EXERCISE DATA
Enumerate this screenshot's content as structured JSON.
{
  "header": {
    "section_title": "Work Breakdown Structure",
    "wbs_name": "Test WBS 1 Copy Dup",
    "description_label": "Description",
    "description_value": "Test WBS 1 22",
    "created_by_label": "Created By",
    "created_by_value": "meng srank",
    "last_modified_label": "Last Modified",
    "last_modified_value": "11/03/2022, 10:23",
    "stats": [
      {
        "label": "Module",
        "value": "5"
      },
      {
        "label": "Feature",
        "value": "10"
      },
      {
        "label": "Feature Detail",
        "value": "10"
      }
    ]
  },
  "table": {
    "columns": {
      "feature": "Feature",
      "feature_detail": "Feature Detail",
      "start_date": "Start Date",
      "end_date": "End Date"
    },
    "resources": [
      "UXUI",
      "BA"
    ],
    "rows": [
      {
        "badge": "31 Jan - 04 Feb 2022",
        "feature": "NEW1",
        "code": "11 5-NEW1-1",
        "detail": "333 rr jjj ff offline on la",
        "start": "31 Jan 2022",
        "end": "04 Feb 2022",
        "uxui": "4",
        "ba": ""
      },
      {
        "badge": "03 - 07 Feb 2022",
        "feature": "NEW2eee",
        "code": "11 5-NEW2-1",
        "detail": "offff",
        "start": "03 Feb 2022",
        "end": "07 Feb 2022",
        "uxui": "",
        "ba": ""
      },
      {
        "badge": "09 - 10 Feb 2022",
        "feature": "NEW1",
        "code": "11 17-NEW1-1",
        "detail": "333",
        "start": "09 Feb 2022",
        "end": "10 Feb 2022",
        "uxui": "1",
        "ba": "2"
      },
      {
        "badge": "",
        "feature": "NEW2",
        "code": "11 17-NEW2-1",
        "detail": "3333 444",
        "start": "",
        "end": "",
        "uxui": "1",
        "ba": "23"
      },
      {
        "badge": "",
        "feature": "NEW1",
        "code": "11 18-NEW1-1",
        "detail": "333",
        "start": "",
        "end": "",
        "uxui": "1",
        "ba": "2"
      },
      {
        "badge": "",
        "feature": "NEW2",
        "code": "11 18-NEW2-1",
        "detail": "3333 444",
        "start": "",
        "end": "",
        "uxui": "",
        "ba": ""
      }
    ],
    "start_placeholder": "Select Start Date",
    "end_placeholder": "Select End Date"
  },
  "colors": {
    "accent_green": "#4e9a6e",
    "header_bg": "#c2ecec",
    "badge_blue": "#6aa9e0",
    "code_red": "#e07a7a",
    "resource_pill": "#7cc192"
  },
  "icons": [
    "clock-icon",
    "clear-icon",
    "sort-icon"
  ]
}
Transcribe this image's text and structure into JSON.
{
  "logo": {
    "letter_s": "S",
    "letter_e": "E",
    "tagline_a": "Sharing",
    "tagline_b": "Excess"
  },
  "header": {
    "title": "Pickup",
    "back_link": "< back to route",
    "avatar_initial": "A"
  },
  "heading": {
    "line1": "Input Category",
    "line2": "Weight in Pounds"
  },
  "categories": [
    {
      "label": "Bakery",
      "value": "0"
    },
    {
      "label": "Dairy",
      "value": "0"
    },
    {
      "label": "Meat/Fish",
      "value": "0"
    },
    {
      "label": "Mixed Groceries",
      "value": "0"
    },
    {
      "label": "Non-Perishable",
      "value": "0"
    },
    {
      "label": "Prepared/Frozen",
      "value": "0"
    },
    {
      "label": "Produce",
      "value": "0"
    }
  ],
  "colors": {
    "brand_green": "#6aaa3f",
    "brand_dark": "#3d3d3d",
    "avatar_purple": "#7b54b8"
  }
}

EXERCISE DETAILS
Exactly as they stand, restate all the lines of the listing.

EXPECTED OUTPUT
Enumerate this screenshot's content as structured JSON.
{
  "header": {
    "section_title": "Work Breakdown Structure",
    "wbs_name": "Test WBS 1 Copy Dup",
    "description_label": "Description",
    "description_value": "Test WBS 1 22",
    "created_by_label": "Created By",
    "created_by_value": "meng srank",
    "last_modified_label": "Last Modified",
    "last_modified_value": "11/03/2022, 10:23",
    "stats": [
      {
        "label": "Module",
        "value": "5"
      },
      {
        "label": "Feature",
        "value": "10"
      },
      {
        "label": "Feature Detail",
        "value": "10"
      }
    ]
  },
  "table": {
    "columns": {
      "feature": "Feature",
      "feature_detail": "Feature Detail",
      "start_date": "Start Date",
      "end_date": "End Date"
    },
    "resources": [
      "UXUI",
      "BA"
    ],
    "rows": [
      {
        "badge": "31 Jan - 04 Feb 2022",
        "feature": "NEW1",
        "code": "11 5-NEW1-1",
        "detail": "333 rr jjj ff offline on la",
        "start": "31 Jan 2022",
        "end": "04 Feb 2022",
        "uxui": "4",
        "ba": ""
      },
      {
        "badge": "03 - 07 Feb 2022",
        "feature": "NEW2eee",
        "code": "11 5-NEW2-1",
        "detail": "offff",
        "start": "03 Feb 2022",
        "end": "07 Feb 2022",
        "uxui": "",
        "ba": ""
      },
      {
        "badge": "09 - 10 Feb 2022",
        "feature": "NEW1",
        "code": "11 17-NEW1-1",
        "detail": "333",
        "start": "09 Feb 2022",
        "end": "10 Feb 2022",
        "uxui": "1",
        "ba": "2"
      },
      {
        "badge": "",
        "feature": "NEW2",
        "code": "11 17-NEW2-1",
        "detail": "3333 444",
        "start": "",
        "end": "",
        "uxui": "1",
        "ba": "23"
      },
      {
        "badge": "",
        "feature": "NEW1",
        "code": "11 18-NEW1-1",
        "detail": "333",
        "start": "",
        "end": "",
        "uxui": "1",
        "ba": "2"
      },
      {
        "badge": "",
        "feature": "NEW2",
        "code": "11 18-NEW2-1",
        "detail": "3333 444",
        "start": "",
        "end": "",
        "uxui": "",
        "ba": ""
      }
    ],
    "start_placeholder": "Select Start Date",
    "end_placeholder": "Select End Date"
  },
  "colors": {
    "accent_green": "#4e9a6e",
    "header_bg": "#c2ecec",
    "badge_blue": "#6aa9e0",
    "code_red": "#e07a7a",
    "resource_pill": "#7cc192"
  },
  "icons": [
    "clock-icon",
    "clear-icon",
    "sort-icon"
  ]
}
Transcribe this image's text and structure into JSON.
{
  "logo": {
    "letter_s": "S",
    "letter_e": "E",
    "tagline_a": "Sharing",
    "tagline_b": "Excess"
  },
  "header": {
    "title": "Pickup",
    "back_link": "< back to route",
    "avatar_initial": "A"
  },
  "heading": {
    "line1": "Input Category",
    "line2": "Weight in Pounds"
  },
  "categories": [
    {
      "label": "Bakery",
      "value": "0"
    },
    {
      "label": "Dairy",
      "value": "0"
    },
    {
      "label": "Meat/Fish",
      "value": "0"
    },
    {
      "label": "Mixed Groceries",
      "value": "0"
    },
    {
      "label": "Non-Perishable",
      "value": "0"
    },
    {
      "label": "Prepared/Frozen",
      "value": "0"
    },
    {
      "label": "Produce",
      "value": "0"
    }
  ],
  "colors": {
    "brand_green": "#6aaa3f",
    "brand_dark": "#3d3d3d",
    "avatar_purple": "#7b54b8"
  }
}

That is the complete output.